> [THE TASK]
Return every line of the entries that includes the word "find".

━━━━━ RECORDS SHOWN ━━━━━

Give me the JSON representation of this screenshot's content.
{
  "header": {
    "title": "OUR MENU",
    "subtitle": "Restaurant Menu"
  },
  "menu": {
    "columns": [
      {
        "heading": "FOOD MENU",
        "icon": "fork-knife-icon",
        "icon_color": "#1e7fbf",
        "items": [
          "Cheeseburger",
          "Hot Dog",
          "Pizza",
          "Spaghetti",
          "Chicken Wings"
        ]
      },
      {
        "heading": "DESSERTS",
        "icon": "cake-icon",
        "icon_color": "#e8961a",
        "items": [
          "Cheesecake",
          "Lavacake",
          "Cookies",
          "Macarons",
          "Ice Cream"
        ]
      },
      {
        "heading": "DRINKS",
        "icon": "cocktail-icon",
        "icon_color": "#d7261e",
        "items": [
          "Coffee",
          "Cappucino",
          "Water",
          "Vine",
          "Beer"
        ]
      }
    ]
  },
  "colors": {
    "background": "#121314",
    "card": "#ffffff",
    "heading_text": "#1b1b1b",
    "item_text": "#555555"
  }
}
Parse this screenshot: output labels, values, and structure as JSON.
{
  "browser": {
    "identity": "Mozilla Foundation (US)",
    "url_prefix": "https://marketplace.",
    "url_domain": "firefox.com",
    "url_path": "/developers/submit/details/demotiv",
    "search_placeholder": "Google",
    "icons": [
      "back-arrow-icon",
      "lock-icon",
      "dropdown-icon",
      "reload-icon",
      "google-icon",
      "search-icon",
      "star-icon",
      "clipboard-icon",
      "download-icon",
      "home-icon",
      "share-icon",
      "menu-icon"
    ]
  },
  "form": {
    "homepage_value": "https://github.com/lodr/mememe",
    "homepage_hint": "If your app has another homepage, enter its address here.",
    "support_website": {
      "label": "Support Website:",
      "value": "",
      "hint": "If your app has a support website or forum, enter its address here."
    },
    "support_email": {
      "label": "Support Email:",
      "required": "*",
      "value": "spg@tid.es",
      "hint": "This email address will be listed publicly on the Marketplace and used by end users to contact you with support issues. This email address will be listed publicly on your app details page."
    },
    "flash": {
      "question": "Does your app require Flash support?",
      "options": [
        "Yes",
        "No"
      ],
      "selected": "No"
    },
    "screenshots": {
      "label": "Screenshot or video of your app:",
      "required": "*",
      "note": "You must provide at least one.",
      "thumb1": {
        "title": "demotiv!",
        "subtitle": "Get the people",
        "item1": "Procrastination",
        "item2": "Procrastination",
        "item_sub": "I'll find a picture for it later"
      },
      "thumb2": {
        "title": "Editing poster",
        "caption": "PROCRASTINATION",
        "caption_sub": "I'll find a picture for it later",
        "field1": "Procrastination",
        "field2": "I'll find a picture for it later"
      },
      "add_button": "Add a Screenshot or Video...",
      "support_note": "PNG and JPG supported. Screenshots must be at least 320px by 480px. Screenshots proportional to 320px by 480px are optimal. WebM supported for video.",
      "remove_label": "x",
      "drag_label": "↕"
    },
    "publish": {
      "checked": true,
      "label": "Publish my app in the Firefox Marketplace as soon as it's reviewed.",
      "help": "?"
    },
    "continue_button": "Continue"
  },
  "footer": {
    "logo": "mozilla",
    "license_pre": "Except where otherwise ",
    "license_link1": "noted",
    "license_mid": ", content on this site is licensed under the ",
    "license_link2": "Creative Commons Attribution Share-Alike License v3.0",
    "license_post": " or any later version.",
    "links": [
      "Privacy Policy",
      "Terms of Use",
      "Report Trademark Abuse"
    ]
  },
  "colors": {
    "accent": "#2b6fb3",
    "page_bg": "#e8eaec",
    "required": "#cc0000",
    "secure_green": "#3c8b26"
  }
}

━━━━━

> [YOUR RESPONSE]
        "item_sub": "I'll find a picture for it later"
        "caption_sub": "I'll find a picture for it later",
        "field2": "I'll find a picture for it later"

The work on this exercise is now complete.